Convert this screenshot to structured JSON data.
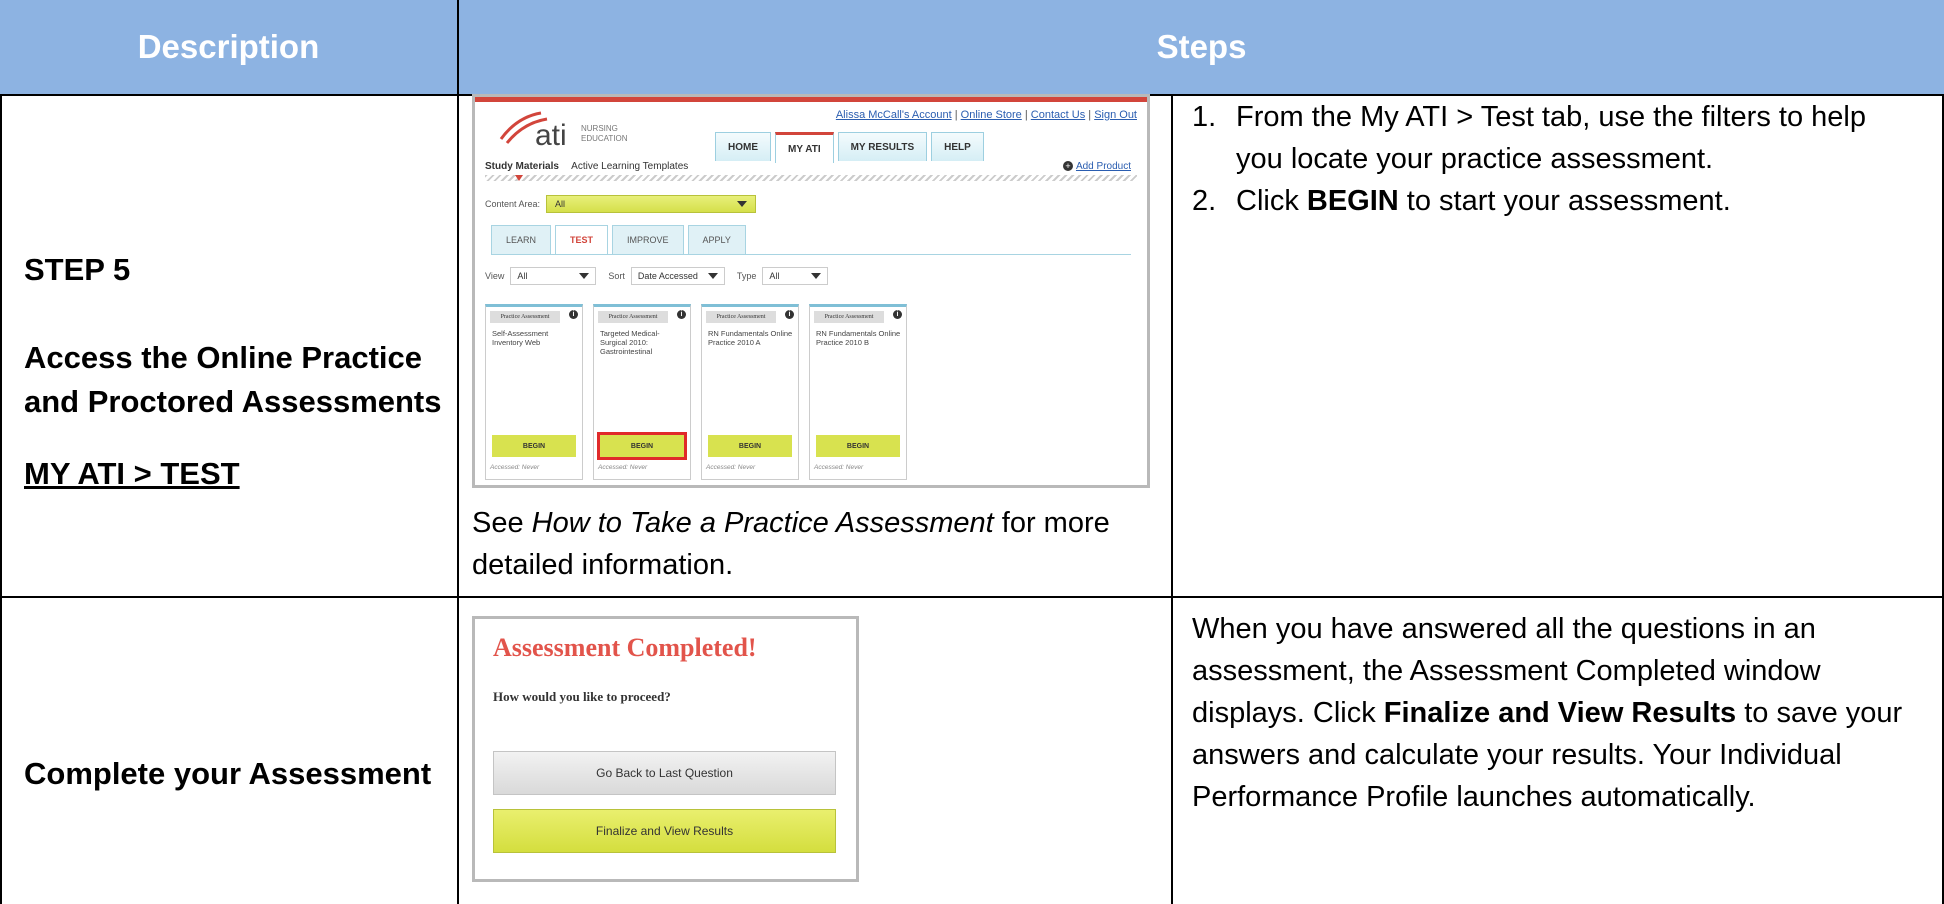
{
  "header": {
    "description": "Description",
    "steps": "Steps"
  },
  "row1": {
    "step": "STEP 5",
    "heading_line1": "Access the Online Practice",
    "heading_line2": "and Proctored Assessments",
    "link": "MY ATI > TEST",
    "note_prefix": "See ",
    "note_italic": "How to Take a Practice Assessment",
    "note_suffix": " for more",
    "note_line2": "detailed information.",
    "steps_list": [
      {
        "num": "1.",
        "line1": "From the My ATI > Test tab, use the filters to help",
        "line2": "you locate your practice assessment."
      },
      {
        "num": "2.",
        "pre": "Click ",
        "bold": "BEGIN",
        "post": " to start your assessment."
      }
    ],
    "screenshot": {
      "logo_text": "ati",
      "logo_sub1": "NURSING",
      "logo_sub2": "EDUCATION",
      "top_links": [
        "Alissa McCall's Account",
        "Online Store",
        "Contact Us",
        "Sign Out"
      ],
      "nav_tabs": [
        "HOME",
        "MY ATI",
        "MY RESULTS",
        "HELP"
      ],
      "sub_nav": [
        "Study Materials",
        "Active Learning Templates"
      ],
      "add_product": "Add Product",
      "content_area_label": "Content Area:",
      "content_area_value": "All",
      "tabs": [
        "LEARN",
        "TEST",
        "IMPROVE",
        "APPLY"
      ],
      "filter_view_label": "View",
      "filter_view_value": "All",
      "filter_sort_label": "Sort",
      "filter_sort_value": "Date Accessed",
      "filter_type_label": "Type",
      "filter_type_value": "All",
      "cards": [
        {
          "tag": "Practice Assessment",
          "title": "Self-Assessment Inventory Web",
          "button": "BEGIN",
          "accessed": "Accessed: Never"
        },
        {
          "tag": "Practice Assessment",
          "title": "Targeted Medical-Surgical 2010: Gastrointestinal",
          "button": "BEGIN",
          "accessed": "Accessed: Never"
        },
        {
          "tag": "Practice Assessment",
          "title": "RN Fundamentals Online Practice 2010 A",
          "button": "BEGIN",
          "accessed": "Accessed: Never"
        },
        {
          "tag": "Practice Assessment",
          "title": "RN Fundamentals Online Practice 2010 B",
          "button": "BEGIN",
          "accessed": "Accessed: Never"
        }
      ]
    }
  },
  "row2": {
    "heading": "Complete your Assessment",
    "dialog_title": "Assessment Completed!",
    "dialog_question": "How would you like to proceed?",
    "btn_back": "Go Back to Last Question",
    "btn_finalize": "Finalize and View Results",
    "text_l1": "When you have answered all the questions in an",
    "text_l2": "assessment, the Assessment Completed window",
    "text_l3_pre": "displays. Click ",
    "text_l3_bold": "Finalize and View Results",
    "text_l3_post": " to save your",
    "text_l4": "answers and calculate your results. Your Individual",
    "text_l5": "Performance Profile launches automatically."
  },
  "colors": {
    "header_bg": "#8DB3E2",
    "accent_red": "#D2453B",
    "lime": "#D8E24F"
  }
}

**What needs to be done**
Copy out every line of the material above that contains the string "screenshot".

**Response to the task**
Convert this screenshot to structured JSON data.
    "screenshot": {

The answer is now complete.